> _PROBLEM_
Hand back all of the records exactly as they read.

**** WORKING DATA

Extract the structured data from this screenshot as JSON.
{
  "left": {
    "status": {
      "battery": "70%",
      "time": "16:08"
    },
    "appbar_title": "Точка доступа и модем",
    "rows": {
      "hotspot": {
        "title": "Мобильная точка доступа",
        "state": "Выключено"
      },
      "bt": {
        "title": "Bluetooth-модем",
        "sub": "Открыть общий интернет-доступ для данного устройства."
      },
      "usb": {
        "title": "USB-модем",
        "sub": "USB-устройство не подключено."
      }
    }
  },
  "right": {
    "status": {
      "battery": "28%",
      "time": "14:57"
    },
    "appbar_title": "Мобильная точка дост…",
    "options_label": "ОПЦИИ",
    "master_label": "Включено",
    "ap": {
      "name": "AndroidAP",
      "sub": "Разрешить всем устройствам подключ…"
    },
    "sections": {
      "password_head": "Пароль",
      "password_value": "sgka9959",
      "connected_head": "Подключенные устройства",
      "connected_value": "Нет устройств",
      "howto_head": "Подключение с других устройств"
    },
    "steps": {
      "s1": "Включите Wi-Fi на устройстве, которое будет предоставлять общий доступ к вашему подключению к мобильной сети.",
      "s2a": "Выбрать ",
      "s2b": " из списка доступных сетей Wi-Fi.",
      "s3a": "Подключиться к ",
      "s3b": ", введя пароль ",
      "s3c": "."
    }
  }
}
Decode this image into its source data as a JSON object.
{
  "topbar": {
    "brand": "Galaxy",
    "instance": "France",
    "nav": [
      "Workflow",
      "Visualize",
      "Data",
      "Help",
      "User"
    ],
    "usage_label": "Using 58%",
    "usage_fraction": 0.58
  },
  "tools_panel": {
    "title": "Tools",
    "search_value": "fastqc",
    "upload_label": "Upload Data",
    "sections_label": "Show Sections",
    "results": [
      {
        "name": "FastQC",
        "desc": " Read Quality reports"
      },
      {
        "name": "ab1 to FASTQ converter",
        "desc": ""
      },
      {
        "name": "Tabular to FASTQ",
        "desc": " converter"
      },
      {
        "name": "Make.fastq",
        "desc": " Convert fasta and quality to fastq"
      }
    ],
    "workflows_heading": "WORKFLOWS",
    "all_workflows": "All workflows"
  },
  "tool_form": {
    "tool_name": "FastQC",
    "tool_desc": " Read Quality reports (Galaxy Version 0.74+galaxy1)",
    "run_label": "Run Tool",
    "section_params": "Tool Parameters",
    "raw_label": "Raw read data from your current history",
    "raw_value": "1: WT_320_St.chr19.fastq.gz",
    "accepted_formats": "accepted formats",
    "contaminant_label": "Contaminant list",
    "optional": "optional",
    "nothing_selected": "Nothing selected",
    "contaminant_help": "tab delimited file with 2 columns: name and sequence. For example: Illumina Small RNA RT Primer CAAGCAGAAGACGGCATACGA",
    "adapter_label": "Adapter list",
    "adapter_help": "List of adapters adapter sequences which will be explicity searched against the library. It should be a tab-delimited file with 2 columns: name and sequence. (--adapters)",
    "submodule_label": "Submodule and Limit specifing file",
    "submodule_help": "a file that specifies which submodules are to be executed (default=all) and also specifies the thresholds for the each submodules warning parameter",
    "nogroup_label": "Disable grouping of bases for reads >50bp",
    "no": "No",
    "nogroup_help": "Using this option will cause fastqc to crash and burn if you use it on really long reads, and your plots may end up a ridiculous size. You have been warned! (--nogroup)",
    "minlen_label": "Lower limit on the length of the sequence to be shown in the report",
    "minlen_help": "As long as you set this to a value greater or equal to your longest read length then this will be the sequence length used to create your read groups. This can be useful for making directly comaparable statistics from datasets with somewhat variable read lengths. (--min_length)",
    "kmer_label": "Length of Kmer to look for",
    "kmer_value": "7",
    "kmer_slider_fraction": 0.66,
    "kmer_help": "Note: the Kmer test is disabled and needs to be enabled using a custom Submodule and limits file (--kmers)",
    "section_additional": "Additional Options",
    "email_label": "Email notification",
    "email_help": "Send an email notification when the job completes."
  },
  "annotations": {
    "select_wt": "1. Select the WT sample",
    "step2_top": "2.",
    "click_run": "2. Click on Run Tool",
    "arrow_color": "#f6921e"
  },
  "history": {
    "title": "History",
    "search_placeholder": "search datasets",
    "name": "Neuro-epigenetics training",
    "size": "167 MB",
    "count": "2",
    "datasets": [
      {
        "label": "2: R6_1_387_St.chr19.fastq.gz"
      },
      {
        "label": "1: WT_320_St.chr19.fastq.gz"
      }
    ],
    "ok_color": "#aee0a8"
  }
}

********

> _RESPONSE_
Extract the structured data from this screenshot as JSON.
{
  "left": {
    "status": {
      "battery": "70%",
      "time": "16:08"
    },
    "appbar_title": "Точка доступа и модем",
    "rows": {
      "hotspot": {
        "title": "Мобильная точка доступа",
        "state": "Выключено"
      },
      "bt": {
        "title": "Bluetooth-модем",
        "sub": "Открыть общий интернет-доступ для данного устройства."
      },
      "usb": {
        "title": "USB-модем",
        "sub": "USB-устройство не подключено."
      }
    }
  },
  "right": {
    "status": {
      "battery": "28%",
      "time": "14:57"
    },
    "appbar_title": "Мобильная точка дост…",
    "options_label": "ОПЦИИ",
    "master_label": "Включено",
    "ap": {
      "name": "AndroidAP",
      "sub": "Разрешить всем устройствам подключ…"
    },
    "sections": {
      "password_head": "Пароль",
      "password_value": "sgka9959",
      "connected_head": "Подключенные устройства",
      "connected_value": "Нет устройств",
      "howto_head": "Подключение с других устройств"
    },
    "steps": {
      "s1": "Включите Wi-Fi на устройстве, которое будет предоставлять общий доступ к вашему подключению к мобильной сети.",
      "s2a": "Выбрать ",
      "s2b": " из списка доступных сетей Wi-Fi.",
      "s3a": "Подключиться к ",
      "s3b": ", введя пароль ",
      "s3c": "."
    }
  }
}
Decode this image into its source data as a JSON object.
{
  "topbar": {
    "brand": "Galaxy",
    "instance": "France",
    "nav": [
      "Workflow",
      "Visualize",
      "Data",
      "Help",
      "User"
    ],
    "usage_label": "Using 58%",
    "usage_fraction": 0.58
  },
  "tools_panel": {
    "title": "Tools",
    "search_value": "fastqc",
    "upload_label": "Upload Data",
    "sections_label": "Show Sections",
    "results": [
      {
        "name": "FastQC",
        "desc": " Read Quality reports"
      },
      {
        "name": "ab1 to FASTQ converter",
        "desc": ""
      },
      {
        "name": "Tabular to FASTQ",
        "desc": " converter"
      },
      {
        "name": "Make.fastq",
        "desc": " Convert fasta and quality to fastq"
      }
    ],
    "workflows_heading": "WORKFLOWS",
    "all_workflows": "All workflows"
  },
  "tool_form": {
    "tool_name": "FastQC",
    "tool_desc": " Read Quality reports (Galaxy Version 0.74+galaxy1)",
    "run_label": "Run Tool",
    "section_params": "Tool Parameters",
    "raw_label": "Raw read data from your current history",
    "raw_value": "1: WT_320_St.chr19.fastq.gz",
    "accepted_formats": "accepted formats",
    "contaminant_label": "Contaminant list",
    "optional": "optional",
    "nothing_selected": "Nothing selected",
    "contaminant_help": "tab delimited file with 2 columns: name and sequence. For example: Illumina Small RNA RT Primer CAAGCAGAAGACGGCATACGA",
    "adapter_label": "Adapter list",
    "adapter_help": "List of adapters adapter sequences which will be explicity searched against the library. It should be a tab-delimited file with 2 columns: name and sequence. (--adapters)",
    "submodule_label": "Submodule and Limit specifing file",
    "submodule_help": "a file that specifies which submodules are to be executed (default=all) and also specifies the thresholds for the each submodules warning parameter",
    "nogroup_label": "Disable grouping of bases for reads >50bp",
    "no": "No",
    "nogroup_help": "Using this option will cause fastqc to crash and burn if you use it on really long reads, and your plots may end up a ridiculous size. You have been warned! (--nogroup)",
    "minlen_label": "Lower limit on the length of the sequence to be shown in the report",
    "minlen_help": "As long as you set this to a value greater or equal to your longest read length then this will be the sequence length used to create your read groups. This can be useful for making directly comaparable statistics from datasets with somewhat variable read lengths. (--min_length)",
    "kmer_label": "Length of Kmer to look for",
    "kmer_value": "7",
    "kmer_slider_fraction": 0.66,
    "kmer_help": "Note: the Kmer test is disabled and needs to be enabled using a custom Submodule and limits file (--kmers)",
    "section_additional": "Additional Options",
    "email_label": "Email notification",
    "email_help": "Send an email notification when the job completes."
  },
  "annotations": {
    "select_wt": "1. Select the WT sample",
    "step2_top": "2.",
    "click_run": "2. Click on Run Tool",
    "arrow_color": "#f6921e"
  },
  "history": {
    "title": "History",
    "search_placeholder": "search datasets",
    "name": "Neuro-epigenetics training",
    "size": "167 MB",
    "count": "2",
    "datasets": [
      {
        "label": "2: R6_1_387_St.chr19.fastq.gz"
      },
      {
        "label": "1: WT_320_St.chr19.fastq.gz"
      }
    ],
    "ok_color": "#aee0a8"
  }
}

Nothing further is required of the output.